Element data from apps and pages
══════════

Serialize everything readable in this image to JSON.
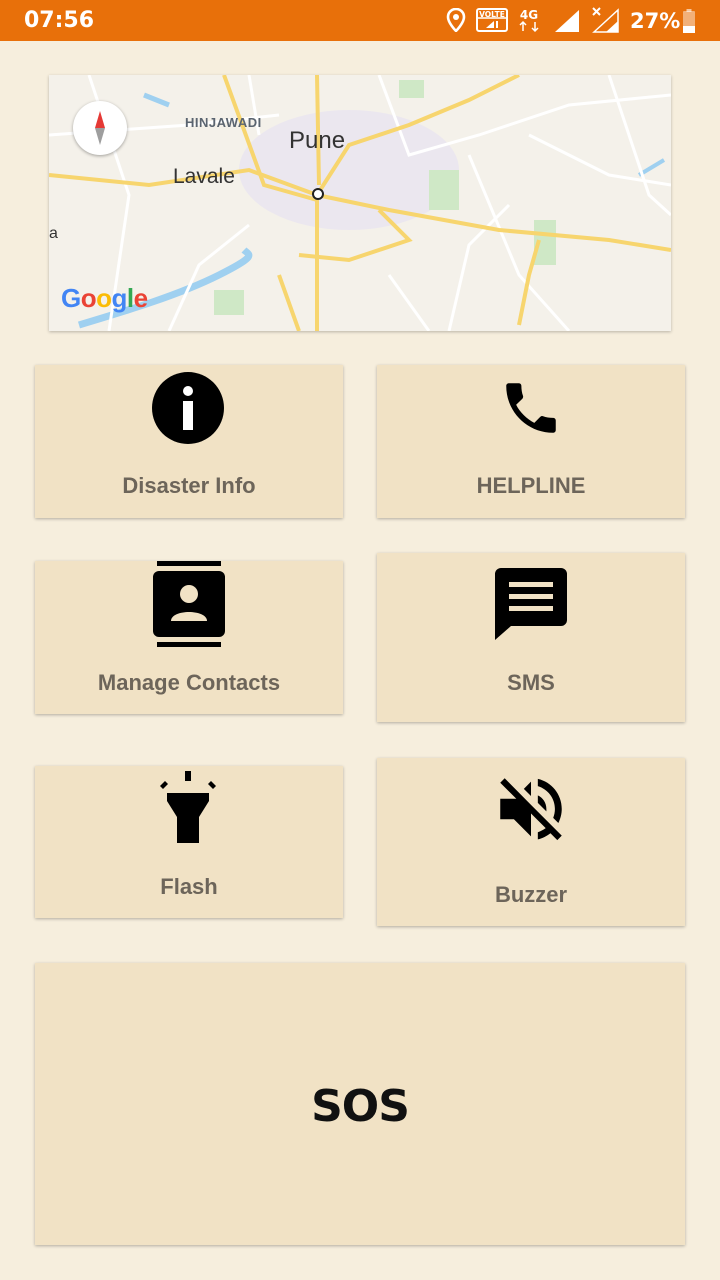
{
  "status_bar": {
    "time": "07:56",
    "battery_percent": "27%",
    "volte_label": "VOLTE",
    "network_label": "4G"
  },
  "map": {
    "labels": {
      "pune": "Pune",
      "lavale": "Lavale",
      "hinjawadi": "HINJAWADI",
      "partial": "a"
    },
    "logo_text": "Google"
  },
  "actions": {
    "disaster_info": {
      "label": "Disaster Info",
      "icon": "info-icon"
    },
    "helpline": {
      "label": "HELPLINE",
      "icon": "phone-icon"
    },
    "manage_contacts": {
      "label": "Manage Contacts",
      "icon": "contacts-icon"
    },
    "sms": {
      "label": "SMS",
      "icon": "message-icon"
    },
    "flash": {
      "label": "Flash",
      "icon": "flashlight-icon"
    },
    "buzzer": {
      "label": "Buzzer",
      "icon": "volume-off-icon"
    },
    "sos": {
      "label": "SOS"
    }
  },
  "colors": {
    "status_bar": "#e8700a",
    "background": "#f6eedd",
    "card": "#f1e2c5",
    "label_text": "#6d655a"
  }
}
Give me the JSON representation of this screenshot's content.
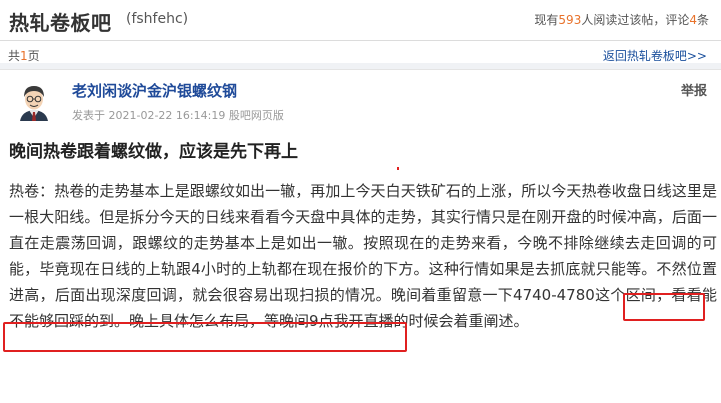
{
  "header": {
    "bar_title": "热轧卷板吧",
    "bar_id": "(fshfehc)",
    "stats_prefix": "现有",
    "readers": "593",
    "stats_mid": "人阅读过该帖，评论",
    "comments": "4",
    "stats_suffix": "条"
  },
  "pager": {
    "prefix": "共",
    "pages": "1",
    "suffix": "页"
  },
  "back_link": "返回热轧卷板吧>>",
  "post": {
    "author": "老刘闲谈沪金沪银螺纹钢",
    "meta": "发表于 2021-02-22 16:14:19 股吧网页版",
    "report": "举报",
    "title": "晚间热卷跟着螺纹做，应该是先下再上",
    "body_part1": "热卷：热卷的走势基本上是跟螺纹如出一辙，再加上今天白天铁矿石的上涨，所以今天热卷收盘日线这里是一根大阳线。但是拆分今天的日线来看看今天盘中具体的走势，其实行情只是在刚开盘的时候冲高，后面一直在走震荡回调，跟螺纹的走势基本上是如出一辙。按照现在的走势来看，今晚不排除继续去走回调的可能，毕竟现在日线的上轨跟4小时的上轨都在现在报价的下方。这种行情如果是去抓底就只能等。不然位置进高，后面出现深度回调，就会很容易出现扫损的情况。",
    "body_highlight": "晚间着重留意一下4740-4780这个区间，看看能不能够回踩的到。",
    "body_part2": "晚上具体怎么布局，等晚间9点我开直播的时候会着重阐述。"
  },
  "colors": {
    "accent_orange": "#e8722b",
    "link_blue": "#1a4f9c",
    "highlight_red": "#e02020"
  }
}
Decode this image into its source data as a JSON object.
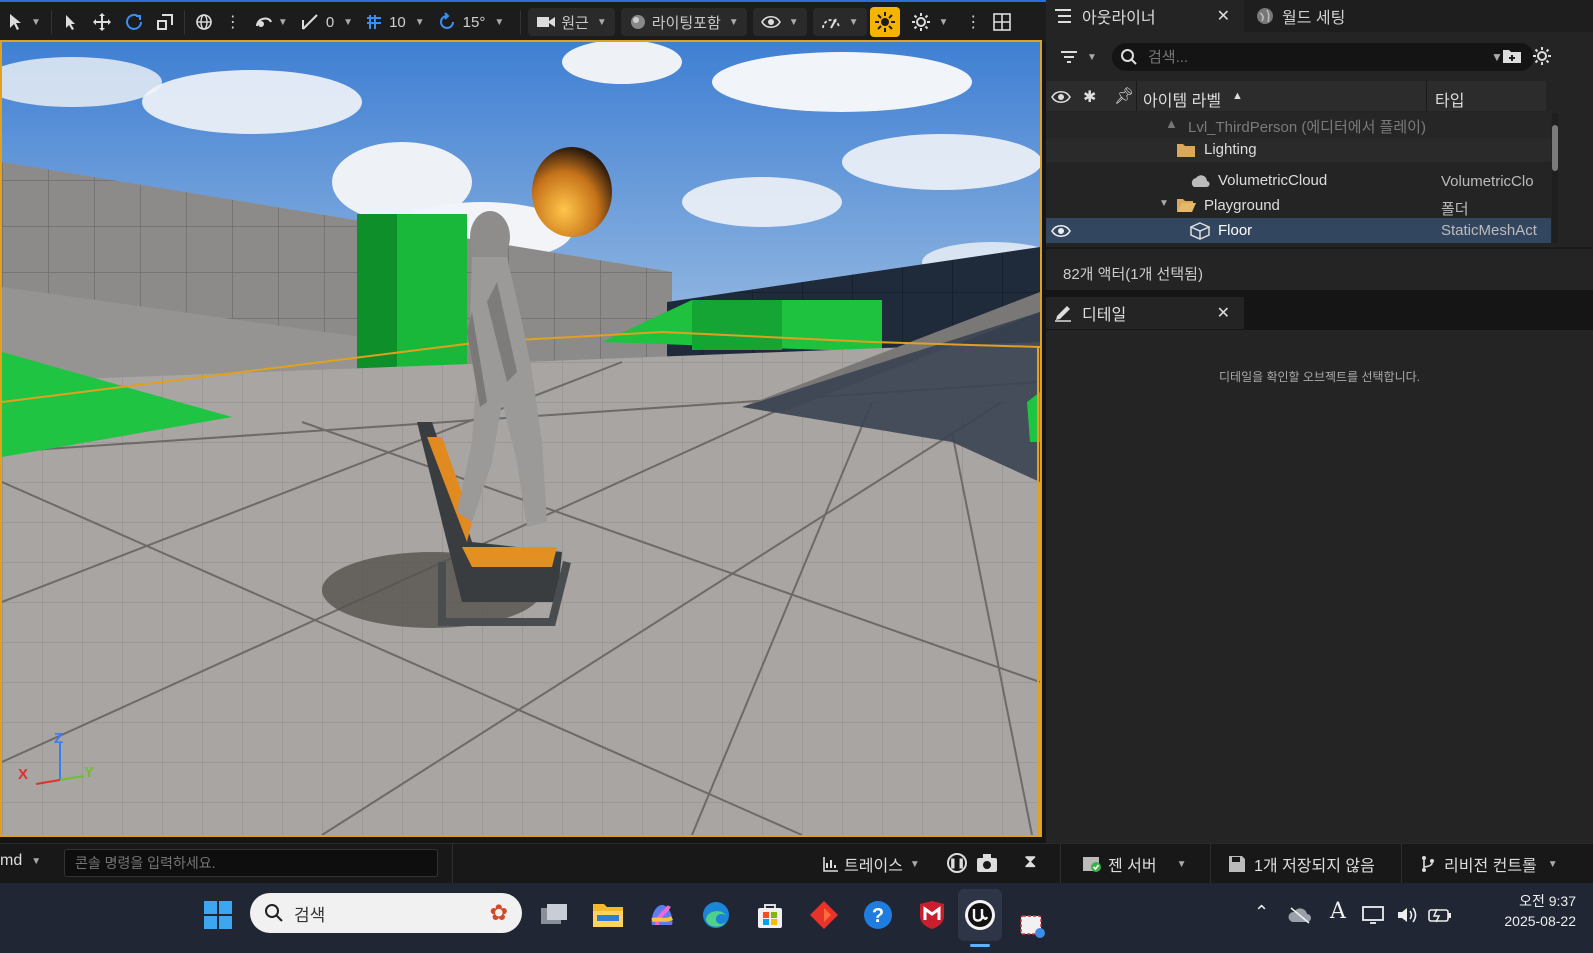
{
  "toolbar": {
    "snap_angle": "0",
    "grid_size": "10",
    "rotation_snap": "15°",
    "perspective_label": "원근",
    "lit_label": "라이팅포함"
  },
  "outliner": {
    "tab_title": "아웃라이너",
    "world_settings_tab": "월드 세팅",
    "search_placeholder": "검색...",
    "col_item_label": "아이템 라벨",
    "col_type": "타입",
    "rows": [
      {
        "label": "Lvl_ThirdPerson (에디터에서 플레이)",
        "type": ""
      },
      {
        "label": "Lighting",
        "type": ""
      },
      {
        "label": "VolumetricCloud",
        "type": "VolumetricClo"
      },
      {
        "label": "Playground",
        "type": "폴더"
      },
      {
        "label": "Floor",
        "type": "StaticMeshAct"
      }
    ],
    "actor_count": "82개 액터(1개 선택됨)"
  },
  "details": {
    "tab_title": "디테일",
    "empty_message": "디테일을 확인할 오브젝트를 선택합니다."
  },
  "viewport": {
    "axis_x": "X",
    "axis_y": "Y",
    "axis_z": "Z"
  },
  "status": {
    "cmd_label": "md",
    "console_placeholder": "콘솔 명령을 입력하세요.",
    "trace_label": "트레이스",
    "zen_label": "젠 서버",
    "unsaved_label": "1개 저장되지 않음",
    "revision_label": "리비전 컨트롤"
  },
  "taskbar": {
    "search_label": "검색",
    "time": "오전 9:37",
    "date": "2025-08-22"
  },
  "colors": {
    "accent": "#f5b400",
    "selection": "#2d3e55",
    "viewport_border": "#e0a020"
  }
}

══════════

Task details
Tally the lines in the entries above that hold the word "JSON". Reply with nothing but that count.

Response area
3